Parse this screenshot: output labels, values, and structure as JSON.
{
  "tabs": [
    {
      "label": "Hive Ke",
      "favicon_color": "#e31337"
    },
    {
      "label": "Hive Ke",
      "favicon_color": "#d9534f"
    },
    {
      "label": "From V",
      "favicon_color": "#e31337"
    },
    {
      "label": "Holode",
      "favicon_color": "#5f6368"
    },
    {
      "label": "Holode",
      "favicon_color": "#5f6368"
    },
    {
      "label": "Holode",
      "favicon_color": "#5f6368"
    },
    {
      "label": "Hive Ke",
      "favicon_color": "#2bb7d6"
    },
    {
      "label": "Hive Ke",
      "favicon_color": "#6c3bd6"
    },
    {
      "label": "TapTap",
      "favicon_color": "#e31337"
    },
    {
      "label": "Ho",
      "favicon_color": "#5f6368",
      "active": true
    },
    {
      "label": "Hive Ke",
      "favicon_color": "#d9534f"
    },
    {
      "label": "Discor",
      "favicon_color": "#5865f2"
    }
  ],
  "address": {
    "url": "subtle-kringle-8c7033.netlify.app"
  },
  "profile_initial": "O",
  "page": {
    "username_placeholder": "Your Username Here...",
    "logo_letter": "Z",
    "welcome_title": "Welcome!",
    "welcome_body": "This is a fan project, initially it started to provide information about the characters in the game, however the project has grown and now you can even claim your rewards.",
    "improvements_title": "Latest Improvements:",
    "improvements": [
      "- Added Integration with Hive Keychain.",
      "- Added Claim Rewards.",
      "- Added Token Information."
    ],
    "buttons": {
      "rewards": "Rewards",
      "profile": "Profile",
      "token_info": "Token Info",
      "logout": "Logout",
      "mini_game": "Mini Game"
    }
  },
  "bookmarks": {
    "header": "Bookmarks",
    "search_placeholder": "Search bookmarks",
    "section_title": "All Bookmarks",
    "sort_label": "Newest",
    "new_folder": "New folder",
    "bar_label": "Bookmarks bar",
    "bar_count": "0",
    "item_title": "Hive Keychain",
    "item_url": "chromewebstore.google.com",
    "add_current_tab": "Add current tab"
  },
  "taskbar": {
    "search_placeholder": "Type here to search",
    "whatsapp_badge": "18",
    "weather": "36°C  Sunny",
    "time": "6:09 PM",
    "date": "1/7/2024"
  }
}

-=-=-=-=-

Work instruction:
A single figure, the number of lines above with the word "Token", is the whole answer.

Exercise result:
2